App and web page records:
= = = = =

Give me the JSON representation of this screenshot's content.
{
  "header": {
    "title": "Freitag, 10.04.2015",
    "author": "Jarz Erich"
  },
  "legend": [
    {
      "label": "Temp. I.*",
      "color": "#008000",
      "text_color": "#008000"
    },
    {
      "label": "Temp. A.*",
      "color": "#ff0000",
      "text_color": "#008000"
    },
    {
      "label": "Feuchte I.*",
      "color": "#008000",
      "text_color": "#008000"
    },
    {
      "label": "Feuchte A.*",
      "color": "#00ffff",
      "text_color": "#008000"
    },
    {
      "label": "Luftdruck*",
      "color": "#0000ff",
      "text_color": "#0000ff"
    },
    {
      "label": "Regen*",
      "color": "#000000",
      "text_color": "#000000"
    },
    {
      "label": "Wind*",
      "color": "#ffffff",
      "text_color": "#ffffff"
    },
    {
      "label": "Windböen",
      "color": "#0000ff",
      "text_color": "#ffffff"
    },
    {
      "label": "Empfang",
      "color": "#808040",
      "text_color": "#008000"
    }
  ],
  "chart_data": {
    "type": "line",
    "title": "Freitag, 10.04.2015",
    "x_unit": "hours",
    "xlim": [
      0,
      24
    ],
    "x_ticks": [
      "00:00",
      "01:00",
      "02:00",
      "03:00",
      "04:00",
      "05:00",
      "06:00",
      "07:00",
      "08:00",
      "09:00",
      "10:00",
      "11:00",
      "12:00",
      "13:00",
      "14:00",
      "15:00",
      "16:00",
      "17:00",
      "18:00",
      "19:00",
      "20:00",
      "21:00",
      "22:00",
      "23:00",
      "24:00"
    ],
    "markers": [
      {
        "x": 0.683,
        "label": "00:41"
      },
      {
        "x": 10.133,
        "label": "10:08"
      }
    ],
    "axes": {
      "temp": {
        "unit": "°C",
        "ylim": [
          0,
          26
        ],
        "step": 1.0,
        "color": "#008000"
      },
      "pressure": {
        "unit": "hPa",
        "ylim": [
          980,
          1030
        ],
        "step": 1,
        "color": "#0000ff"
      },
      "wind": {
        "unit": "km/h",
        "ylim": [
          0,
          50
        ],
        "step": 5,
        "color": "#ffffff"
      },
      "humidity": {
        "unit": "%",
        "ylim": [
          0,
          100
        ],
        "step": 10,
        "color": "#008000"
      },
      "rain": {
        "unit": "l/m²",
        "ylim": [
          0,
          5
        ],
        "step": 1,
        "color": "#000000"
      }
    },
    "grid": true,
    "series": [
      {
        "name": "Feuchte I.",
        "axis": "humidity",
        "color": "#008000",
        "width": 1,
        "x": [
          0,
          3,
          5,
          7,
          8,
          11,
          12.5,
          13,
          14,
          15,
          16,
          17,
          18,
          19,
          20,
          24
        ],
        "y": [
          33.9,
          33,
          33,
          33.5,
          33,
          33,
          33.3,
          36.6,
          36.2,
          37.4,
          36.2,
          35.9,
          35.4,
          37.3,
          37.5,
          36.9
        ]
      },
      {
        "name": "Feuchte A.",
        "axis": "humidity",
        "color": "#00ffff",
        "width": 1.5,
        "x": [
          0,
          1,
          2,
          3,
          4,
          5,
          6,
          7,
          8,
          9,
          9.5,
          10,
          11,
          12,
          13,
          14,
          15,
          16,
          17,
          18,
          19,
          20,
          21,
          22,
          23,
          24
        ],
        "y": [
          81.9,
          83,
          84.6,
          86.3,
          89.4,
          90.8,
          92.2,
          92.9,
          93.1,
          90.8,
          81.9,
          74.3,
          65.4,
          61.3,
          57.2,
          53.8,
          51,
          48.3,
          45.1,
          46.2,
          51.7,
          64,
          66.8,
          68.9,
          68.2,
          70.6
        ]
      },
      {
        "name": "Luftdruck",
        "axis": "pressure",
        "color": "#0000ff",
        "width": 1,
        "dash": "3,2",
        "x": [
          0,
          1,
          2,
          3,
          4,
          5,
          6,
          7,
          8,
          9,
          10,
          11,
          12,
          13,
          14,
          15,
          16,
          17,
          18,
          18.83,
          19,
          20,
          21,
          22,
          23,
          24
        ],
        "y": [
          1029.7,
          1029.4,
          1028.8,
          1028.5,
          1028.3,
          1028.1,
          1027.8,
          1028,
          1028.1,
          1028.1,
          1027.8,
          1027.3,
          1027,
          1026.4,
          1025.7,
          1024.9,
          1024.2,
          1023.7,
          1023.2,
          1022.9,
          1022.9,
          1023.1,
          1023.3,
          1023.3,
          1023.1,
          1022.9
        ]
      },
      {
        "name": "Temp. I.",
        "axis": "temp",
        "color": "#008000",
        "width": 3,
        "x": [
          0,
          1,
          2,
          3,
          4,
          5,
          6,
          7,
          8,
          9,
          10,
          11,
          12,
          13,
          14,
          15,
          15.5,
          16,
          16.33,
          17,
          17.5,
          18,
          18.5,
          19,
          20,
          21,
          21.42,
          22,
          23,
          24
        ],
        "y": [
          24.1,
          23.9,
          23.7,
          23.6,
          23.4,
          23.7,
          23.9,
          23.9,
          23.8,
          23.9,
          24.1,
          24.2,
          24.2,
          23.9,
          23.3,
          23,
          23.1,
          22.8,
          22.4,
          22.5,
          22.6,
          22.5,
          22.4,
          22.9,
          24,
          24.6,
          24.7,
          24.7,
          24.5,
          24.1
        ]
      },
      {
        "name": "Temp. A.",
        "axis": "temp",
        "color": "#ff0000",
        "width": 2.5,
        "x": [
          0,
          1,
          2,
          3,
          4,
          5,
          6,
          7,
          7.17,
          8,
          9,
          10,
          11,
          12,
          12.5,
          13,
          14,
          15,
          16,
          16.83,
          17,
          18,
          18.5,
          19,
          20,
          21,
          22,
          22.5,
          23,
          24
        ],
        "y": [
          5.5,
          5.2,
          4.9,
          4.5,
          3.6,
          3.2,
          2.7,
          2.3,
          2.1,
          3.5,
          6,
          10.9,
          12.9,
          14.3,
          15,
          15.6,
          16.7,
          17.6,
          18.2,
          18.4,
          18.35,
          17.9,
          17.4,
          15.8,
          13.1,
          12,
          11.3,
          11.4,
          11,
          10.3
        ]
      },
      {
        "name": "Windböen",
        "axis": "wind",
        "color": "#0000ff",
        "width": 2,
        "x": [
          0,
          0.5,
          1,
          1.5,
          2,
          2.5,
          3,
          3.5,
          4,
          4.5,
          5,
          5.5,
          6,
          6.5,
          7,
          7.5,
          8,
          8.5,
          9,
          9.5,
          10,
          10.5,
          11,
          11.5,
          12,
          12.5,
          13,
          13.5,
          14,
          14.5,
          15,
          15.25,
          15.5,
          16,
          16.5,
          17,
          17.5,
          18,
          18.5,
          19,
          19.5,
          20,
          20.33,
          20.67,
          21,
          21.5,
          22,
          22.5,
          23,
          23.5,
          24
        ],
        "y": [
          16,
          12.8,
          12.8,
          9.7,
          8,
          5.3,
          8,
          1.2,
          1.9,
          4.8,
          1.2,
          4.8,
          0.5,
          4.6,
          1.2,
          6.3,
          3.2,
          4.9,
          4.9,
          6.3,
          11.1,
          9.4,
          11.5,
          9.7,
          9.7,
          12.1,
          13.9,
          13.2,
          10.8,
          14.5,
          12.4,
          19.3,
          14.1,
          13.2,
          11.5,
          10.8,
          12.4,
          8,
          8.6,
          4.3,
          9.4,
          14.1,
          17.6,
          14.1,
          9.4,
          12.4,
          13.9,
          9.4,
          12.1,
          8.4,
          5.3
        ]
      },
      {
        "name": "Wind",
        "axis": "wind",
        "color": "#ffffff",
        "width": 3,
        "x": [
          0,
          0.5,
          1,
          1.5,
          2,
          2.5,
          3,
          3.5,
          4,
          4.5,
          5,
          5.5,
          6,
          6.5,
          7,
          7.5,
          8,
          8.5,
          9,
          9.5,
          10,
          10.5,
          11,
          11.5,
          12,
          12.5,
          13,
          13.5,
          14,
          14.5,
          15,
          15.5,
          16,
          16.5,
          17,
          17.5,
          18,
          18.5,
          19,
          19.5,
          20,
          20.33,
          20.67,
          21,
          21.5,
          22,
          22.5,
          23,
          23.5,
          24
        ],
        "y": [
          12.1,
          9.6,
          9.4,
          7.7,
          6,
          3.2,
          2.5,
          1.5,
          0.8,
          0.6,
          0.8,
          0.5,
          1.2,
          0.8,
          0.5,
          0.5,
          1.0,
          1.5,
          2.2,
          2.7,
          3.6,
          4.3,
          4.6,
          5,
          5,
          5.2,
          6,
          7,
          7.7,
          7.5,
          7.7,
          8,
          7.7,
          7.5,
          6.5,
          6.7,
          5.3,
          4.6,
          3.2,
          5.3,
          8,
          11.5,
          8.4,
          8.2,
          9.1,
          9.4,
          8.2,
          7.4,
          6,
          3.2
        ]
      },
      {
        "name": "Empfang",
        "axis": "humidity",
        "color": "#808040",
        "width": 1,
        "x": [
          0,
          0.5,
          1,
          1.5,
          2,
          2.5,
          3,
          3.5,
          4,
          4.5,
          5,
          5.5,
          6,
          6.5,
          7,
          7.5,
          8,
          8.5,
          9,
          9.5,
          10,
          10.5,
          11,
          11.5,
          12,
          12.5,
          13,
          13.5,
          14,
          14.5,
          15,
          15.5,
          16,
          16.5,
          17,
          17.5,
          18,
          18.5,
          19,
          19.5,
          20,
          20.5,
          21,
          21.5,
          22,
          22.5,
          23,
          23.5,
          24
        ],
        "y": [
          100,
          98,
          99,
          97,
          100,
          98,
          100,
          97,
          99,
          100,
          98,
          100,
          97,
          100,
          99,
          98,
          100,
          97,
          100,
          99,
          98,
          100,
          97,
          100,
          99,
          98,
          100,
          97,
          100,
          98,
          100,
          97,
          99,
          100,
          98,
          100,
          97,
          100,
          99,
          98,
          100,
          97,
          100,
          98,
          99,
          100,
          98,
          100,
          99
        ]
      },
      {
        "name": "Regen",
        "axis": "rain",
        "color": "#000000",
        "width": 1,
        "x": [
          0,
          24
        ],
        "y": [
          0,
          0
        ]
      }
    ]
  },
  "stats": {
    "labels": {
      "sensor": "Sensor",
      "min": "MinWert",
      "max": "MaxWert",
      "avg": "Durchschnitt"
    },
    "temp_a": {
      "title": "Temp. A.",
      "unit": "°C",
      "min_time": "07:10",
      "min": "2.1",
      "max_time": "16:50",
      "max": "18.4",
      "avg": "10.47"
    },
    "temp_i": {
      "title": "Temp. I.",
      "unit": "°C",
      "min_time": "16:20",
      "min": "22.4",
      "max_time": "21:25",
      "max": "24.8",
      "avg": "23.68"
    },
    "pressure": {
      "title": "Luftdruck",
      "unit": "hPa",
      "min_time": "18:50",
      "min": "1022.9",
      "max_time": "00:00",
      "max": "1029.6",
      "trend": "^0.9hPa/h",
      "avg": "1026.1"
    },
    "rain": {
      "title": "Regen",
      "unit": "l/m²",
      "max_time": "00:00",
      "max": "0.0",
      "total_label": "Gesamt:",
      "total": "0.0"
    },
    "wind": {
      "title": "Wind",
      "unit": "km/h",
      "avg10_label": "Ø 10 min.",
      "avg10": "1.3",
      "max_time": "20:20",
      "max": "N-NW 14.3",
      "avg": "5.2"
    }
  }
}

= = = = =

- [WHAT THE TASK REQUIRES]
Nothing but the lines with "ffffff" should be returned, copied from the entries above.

- [SOLUTION TO THE PROBLEM]
      "color": "#ffffff",
      "text_color": "#ffffff"
      "text_color": "#ffffff"
        "color": "#ffffff"
        "color": "#ffffff",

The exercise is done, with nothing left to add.